▶ [WHAT TO PRODUCE] The answer must be every line below that contains the string "this".

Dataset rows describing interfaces
Content starts

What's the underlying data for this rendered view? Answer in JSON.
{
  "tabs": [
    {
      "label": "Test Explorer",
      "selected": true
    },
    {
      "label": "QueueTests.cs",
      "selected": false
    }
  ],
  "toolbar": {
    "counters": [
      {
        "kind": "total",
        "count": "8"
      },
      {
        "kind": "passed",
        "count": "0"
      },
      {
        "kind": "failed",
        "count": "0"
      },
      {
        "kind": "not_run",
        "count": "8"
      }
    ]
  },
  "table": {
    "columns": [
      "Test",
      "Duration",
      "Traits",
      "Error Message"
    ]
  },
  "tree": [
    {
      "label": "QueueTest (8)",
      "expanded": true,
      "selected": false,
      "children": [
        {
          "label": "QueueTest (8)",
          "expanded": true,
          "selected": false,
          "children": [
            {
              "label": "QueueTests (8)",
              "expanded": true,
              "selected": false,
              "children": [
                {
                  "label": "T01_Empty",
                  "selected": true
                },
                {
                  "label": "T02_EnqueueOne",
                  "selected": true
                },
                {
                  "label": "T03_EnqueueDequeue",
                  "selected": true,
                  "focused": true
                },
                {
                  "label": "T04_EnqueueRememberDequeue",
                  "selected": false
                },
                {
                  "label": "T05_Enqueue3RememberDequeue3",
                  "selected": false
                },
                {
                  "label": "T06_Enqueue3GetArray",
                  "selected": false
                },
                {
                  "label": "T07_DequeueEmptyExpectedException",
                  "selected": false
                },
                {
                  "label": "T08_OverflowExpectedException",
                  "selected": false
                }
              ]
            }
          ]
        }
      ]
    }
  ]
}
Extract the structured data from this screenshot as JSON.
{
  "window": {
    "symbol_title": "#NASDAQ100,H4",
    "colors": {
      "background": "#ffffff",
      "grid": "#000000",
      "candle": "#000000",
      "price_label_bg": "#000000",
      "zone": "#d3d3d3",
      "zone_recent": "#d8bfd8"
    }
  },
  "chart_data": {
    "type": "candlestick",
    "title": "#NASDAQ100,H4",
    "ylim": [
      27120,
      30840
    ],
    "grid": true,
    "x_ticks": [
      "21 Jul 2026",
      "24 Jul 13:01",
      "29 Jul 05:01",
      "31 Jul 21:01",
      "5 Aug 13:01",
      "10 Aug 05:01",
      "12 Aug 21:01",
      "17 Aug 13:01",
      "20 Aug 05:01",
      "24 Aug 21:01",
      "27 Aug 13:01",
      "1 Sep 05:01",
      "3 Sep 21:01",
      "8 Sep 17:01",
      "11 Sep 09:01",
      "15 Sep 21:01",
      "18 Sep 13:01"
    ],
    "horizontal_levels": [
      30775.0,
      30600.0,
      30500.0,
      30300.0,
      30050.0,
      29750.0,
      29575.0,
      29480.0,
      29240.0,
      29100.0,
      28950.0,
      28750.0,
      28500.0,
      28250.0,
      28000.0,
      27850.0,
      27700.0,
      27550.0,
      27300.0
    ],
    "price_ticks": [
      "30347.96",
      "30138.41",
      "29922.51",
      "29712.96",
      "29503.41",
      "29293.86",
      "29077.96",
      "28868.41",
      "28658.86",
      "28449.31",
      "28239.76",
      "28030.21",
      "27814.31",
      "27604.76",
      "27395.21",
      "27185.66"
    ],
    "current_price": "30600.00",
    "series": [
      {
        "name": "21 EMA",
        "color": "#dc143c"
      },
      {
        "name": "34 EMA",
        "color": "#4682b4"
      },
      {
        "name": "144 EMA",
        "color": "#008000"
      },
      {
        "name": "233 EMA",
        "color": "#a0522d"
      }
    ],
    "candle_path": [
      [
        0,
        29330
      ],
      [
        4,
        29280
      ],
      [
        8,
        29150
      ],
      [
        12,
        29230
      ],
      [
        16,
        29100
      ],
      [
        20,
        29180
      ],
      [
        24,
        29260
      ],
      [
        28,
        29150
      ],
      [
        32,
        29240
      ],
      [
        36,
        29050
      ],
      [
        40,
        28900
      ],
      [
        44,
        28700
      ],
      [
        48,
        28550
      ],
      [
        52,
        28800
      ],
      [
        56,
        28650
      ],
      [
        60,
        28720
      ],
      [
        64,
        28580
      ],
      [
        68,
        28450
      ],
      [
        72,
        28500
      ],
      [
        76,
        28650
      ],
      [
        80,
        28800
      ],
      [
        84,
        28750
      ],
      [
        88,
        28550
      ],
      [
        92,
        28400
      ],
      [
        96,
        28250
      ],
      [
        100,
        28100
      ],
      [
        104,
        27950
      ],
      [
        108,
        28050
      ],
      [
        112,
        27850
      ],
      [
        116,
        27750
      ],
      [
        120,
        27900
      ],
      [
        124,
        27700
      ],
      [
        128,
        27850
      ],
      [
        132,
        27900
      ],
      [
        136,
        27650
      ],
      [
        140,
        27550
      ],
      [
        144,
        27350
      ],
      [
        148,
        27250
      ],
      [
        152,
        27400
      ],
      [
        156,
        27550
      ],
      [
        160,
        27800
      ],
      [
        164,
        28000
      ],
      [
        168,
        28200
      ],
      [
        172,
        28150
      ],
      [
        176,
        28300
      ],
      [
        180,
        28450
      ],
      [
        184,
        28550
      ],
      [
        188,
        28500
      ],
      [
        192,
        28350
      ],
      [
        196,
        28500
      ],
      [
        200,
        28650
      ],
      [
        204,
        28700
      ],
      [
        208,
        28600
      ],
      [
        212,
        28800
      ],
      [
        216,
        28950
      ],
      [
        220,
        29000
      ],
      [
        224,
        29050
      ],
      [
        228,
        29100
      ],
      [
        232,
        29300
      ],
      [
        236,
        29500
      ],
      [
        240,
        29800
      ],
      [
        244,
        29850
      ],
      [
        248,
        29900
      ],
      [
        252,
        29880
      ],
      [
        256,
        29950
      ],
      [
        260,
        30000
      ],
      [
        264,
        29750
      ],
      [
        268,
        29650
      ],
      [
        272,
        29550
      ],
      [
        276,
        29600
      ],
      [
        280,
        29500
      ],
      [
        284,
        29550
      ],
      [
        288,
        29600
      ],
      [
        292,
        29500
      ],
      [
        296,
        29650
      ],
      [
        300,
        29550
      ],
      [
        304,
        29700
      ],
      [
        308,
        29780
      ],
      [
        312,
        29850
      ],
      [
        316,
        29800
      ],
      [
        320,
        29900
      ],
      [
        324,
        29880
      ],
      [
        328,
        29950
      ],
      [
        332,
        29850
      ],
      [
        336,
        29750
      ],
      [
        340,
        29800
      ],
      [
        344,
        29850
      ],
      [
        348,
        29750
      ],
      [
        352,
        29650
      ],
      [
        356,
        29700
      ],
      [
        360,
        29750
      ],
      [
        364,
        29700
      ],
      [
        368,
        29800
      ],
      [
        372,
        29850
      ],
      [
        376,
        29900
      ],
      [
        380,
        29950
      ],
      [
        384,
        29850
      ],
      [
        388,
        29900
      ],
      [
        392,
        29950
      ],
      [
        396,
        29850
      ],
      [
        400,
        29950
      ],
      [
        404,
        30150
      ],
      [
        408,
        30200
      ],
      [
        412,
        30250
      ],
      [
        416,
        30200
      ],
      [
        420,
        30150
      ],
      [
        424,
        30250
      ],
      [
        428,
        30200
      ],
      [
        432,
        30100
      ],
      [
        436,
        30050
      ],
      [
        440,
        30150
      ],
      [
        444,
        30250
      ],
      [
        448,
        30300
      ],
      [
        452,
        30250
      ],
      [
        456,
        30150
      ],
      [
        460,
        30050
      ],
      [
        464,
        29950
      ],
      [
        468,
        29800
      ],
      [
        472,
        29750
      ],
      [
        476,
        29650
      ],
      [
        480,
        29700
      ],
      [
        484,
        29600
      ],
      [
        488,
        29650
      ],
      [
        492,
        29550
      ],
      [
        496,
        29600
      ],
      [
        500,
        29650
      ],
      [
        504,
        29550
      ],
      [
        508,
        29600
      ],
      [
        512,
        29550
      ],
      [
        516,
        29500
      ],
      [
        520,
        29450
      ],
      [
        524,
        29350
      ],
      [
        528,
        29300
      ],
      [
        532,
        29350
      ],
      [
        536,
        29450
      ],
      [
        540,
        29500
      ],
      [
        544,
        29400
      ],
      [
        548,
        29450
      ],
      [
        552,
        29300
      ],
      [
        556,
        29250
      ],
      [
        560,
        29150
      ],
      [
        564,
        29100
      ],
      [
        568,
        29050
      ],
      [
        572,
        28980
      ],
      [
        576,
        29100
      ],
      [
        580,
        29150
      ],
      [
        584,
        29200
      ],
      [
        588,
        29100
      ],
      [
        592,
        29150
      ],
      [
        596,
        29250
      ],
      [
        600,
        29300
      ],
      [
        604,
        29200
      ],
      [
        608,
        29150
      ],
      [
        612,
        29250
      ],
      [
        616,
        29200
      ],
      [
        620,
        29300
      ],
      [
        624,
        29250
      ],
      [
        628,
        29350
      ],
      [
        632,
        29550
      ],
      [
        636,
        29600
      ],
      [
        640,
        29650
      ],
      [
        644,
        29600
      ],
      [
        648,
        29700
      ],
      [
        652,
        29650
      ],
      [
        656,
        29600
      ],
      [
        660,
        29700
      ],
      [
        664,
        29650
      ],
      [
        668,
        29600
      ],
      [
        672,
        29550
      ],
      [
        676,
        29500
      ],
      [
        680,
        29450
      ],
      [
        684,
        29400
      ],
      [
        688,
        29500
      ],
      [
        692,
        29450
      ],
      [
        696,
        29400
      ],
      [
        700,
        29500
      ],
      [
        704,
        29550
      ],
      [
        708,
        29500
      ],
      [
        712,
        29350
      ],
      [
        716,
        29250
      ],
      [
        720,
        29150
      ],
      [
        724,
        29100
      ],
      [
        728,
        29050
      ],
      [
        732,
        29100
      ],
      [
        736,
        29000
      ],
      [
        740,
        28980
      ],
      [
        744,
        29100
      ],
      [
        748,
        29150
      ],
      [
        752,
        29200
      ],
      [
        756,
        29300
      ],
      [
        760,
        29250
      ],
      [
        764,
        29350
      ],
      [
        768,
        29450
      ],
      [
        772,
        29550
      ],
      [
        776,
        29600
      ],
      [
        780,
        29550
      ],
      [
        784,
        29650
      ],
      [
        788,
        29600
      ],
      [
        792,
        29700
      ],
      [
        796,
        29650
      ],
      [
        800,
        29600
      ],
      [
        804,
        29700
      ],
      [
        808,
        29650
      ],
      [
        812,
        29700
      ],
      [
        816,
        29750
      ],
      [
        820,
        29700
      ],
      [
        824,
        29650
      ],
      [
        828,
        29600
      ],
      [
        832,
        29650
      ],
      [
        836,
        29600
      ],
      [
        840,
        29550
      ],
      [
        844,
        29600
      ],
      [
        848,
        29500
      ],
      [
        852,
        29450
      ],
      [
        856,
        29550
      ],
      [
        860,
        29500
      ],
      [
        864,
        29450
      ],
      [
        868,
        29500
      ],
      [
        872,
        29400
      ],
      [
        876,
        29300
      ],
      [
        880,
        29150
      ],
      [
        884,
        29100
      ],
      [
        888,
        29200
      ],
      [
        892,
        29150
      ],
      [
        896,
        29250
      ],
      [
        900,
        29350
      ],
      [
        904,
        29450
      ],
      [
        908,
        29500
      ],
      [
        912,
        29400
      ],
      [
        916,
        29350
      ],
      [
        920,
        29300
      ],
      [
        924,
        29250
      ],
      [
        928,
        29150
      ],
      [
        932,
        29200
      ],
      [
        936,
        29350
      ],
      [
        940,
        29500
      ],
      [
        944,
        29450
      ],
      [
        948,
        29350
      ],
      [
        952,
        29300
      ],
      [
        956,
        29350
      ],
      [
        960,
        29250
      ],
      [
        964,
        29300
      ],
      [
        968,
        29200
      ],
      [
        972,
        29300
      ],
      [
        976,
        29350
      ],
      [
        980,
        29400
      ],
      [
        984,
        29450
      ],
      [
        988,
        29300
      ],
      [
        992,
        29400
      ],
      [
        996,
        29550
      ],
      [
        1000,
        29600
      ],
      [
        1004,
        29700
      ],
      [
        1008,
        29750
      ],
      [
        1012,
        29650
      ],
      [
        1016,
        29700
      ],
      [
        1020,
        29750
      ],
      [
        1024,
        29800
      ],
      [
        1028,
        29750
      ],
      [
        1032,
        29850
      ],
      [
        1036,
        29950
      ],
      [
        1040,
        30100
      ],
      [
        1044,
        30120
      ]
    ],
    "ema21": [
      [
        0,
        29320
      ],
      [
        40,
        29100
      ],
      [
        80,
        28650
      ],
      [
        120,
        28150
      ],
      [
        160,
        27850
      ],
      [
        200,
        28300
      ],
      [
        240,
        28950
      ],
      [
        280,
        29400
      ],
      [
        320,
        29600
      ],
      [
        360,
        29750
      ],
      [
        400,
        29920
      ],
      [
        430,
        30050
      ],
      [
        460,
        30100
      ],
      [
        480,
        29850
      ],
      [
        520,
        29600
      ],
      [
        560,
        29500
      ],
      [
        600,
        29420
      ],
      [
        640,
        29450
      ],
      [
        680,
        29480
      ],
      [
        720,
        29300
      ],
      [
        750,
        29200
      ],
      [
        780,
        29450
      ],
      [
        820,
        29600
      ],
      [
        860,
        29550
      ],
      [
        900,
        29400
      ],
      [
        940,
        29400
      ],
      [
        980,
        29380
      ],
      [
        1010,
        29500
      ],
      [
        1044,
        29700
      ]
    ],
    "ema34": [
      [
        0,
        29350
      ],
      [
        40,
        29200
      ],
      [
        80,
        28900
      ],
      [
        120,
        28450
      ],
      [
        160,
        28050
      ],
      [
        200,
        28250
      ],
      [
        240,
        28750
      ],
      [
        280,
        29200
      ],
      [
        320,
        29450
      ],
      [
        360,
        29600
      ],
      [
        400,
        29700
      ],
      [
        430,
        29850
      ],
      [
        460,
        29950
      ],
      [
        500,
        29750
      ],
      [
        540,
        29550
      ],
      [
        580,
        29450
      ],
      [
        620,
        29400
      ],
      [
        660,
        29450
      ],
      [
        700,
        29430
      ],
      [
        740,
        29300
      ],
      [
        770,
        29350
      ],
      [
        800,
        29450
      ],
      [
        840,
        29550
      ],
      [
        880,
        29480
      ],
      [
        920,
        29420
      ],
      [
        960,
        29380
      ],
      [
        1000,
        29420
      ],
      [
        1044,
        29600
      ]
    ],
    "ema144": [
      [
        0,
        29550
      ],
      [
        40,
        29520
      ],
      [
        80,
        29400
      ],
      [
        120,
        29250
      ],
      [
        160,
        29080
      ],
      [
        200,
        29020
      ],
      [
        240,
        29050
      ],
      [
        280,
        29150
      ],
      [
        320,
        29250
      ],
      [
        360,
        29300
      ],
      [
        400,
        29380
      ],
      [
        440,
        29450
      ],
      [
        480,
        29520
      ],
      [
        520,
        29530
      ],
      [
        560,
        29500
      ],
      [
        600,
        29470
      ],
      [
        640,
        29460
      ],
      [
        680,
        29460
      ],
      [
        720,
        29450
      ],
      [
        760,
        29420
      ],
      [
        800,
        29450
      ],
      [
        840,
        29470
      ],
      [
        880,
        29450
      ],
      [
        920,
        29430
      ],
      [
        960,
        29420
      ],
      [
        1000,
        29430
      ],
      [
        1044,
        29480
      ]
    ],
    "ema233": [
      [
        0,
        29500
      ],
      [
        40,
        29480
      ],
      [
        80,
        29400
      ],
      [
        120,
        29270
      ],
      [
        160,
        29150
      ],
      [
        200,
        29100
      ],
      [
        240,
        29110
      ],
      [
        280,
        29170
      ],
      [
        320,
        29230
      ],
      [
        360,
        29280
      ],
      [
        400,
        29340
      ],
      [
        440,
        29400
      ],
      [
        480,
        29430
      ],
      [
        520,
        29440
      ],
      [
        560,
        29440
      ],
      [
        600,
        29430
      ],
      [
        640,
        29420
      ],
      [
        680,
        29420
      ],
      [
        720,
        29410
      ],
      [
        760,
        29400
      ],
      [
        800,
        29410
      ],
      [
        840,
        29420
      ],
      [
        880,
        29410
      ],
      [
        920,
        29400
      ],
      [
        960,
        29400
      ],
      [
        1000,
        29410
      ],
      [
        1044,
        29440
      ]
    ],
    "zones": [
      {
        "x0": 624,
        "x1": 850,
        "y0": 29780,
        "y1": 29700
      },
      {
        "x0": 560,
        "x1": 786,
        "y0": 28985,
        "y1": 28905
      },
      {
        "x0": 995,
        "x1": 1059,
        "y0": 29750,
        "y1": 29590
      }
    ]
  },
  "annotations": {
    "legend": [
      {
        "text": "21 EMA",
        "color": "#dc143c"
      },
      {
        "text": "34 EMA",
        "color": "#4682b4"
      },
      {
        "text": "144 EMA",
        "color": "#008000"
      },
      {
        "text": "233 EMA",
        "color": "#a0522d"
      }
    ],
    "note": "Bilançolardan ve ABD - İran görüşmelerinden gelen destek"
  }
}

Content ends

▶ [ANSWER]
What's the underlying data for this rendered view? Answer in JSON.
Extract the structured data from this screenshot as JSON.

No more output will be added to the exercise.